How to check ICC profiles for standards?One indirect method is comparing reference ICC profiles with alternative ones. A visual comparison is possible on Linux with the free CinéPaint and the separate ICC Examin plugin in CIE*Lab space. The above video compares visually the ROMM ICC profile, which shares its colorimetry with ProPhoto RGB, with the Scarse ProPhoto.icm. The Scarse colour value interpretation shows quite some deviation from the Adobe version. To repeat the test: open a test image and assign the ISO 22028-2 ROMM RGB profile. Then open the ICC Examin colour viewer from CinéPaint´s main menu > Image > Watch Colours 3D … The plugin should launch and show you the colour space with the image colours represented as big dots. You can change the dot size in ICC Examin with the ‘+’ and ‘-’ keys. Then assign the Scarse Kodak ProPhoto RGB to the image from main menu > Image > Assign ICC Profile …  The colour dots change to the new interpretation by the lcms CMM after assigning. A unwanted deviation in the interpretation is marked by a line. That visual method of inspecting line vectors is much easier than comparing colour differences directly. Possible rendering intents for these kind of comparisons are relative colorimetric and absolute colorimetric, as these are well defined by the ICC spec.
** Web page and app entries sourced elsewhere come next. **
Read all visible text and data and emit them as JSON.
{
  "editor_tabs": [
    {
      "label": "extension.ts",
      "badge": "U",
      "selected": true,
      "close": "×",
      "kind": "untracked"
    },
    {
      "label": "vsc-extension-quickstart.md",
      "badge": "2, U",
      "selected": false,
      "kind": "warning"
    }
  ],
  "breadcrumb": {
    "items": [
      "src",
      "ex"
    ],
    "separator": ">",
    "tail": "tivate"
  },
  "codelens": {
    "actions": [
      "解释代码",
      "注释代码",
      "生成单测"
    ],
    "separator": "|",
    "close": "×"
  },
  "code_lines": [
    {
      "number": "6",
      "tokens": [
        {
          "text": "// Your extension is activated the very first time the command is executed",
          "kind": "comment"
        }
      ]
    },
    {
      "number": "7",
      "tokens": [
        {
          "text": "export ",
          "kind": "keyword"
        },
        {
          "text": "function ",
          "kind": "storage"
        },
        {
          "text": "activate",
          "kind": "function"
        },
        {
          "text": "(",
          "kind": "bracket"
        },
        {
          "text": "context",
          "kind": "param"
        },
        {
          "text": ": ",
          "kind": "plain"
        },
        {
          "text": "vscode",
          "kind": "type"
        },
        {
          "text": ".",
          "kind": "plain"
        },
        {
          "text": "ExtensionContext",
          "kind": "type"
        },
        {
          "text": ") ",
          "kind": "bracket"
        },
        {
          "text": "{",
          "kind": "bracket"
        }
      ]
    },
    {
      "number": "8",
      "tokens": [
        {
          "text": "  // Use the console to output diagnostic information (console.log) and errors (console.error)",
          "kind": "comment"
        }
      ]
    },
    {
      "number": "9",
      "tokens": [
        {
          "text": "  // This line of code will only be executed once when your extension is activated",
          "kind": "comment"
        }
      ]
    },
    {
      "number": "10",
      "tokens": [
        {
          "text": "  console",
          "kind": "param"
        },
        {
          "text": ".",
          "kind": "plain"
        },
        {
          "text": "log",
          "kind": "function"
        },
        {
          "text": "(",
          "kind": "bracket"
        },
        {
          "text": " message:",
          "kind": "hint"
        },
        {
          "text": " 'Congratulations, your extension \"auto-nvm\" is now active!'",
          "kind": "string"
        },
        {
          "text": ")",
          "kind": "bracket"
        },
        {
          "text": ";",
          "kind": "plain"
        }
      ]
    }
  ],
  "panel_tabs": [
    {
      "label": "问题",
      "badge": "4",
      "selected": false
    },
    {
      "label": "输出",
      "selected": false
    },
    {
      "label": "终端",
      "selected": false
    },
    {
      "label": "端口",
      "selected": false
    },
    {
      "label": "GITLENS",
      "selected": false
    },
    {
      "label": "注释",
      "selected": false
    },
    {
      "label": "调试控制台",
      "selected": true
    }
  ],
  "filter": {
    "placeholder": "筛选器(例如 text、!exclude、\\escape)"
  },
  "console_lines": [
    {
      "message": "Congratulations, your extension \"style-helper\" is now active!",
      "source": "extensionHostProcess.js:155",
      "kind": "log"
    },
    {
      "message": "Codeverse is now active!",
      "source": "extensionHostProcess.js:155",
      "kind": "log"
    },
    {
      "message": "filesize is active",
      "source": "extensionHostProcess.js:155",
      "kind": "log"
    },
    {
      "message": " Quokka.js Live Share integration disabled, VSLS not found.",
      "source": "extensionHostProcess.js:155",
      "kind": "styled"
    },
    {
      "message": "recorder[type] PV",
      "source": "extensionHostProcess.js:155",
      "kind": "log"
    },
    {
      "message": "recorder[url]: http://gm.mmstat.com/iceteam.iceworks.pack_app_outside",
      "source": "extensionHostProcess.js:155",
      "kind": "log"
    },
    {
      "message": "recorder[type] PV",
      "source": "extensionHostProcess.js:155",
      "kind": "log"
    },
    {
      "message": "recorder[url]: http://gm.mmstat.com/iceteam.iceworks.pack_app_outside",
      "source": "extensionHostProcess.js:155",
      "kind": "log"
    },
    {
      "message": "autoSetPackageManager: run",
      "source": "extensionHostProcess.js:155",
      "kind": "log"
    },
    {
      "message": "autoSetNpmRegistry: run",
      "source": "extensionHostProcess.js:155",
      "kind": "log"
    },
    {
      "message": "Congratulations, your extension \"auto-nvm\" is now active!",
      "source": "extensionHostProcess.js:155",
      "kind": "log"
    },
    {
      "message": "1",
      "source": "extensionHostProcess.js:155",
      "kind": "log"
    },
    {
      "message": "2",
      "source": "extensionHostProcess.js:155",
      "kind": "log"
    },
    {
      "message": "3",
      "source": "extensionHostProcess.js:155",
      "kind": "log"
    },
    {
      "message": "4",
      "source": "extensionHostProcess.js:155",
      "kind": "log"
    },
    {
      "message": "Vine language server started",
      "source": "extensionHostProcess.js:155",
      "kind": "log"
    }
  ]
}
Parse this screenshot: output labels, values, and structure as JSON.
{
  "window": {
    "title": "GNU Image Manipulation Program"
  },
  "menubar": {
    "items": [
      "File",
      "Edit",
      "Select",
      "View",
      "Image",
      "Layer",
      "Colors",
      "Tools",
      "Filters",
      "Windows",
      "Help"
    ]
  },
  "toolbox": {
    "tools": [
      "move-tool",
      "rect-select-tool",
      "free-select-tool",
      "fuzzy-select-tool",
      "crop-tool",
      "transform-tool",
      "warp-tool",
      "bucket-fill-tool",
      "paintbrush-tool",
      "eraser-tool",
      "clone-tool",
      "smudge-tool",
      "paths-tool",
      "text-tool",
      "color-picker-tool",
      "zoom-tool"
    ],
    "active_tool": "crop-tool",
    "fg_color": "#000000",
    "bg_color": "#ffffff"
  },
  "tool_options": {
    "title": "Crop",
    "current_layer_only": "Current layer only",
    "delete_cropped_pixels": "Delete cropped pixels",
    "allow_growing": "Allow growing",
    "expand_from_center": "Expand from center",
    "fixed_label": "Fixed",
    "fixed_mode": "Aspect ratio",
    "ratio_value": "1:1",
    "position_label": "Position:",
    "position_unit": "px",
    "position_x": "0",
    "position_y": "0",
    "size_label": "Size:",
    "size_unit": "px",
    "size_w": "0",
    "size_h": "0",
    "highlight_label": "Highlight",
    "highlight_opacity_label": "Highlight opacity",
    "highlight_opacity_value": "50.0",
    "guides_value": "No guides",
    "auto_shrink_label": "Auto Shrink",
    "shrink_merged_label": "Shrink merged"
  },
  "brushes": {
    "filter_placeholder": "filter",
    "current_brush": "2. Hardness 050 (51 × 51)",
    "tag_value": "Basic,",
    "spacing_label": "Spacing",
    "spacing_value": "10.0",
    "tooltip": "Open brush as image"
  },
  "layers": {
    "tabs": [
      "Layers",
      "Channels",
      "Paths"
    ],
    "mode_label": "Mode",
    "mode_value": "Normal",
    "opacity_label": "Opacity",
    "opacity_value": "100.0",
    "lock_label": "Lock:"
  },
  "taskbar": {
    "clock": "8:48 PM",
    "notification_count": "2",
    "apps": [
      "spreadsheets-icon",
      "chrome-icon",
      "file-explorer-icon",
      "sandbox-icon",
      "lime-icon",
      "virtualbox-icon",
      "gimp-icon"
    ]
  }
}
Disadvantages of the outlined method are the need of reference profiles in the first place and so far no numerical results.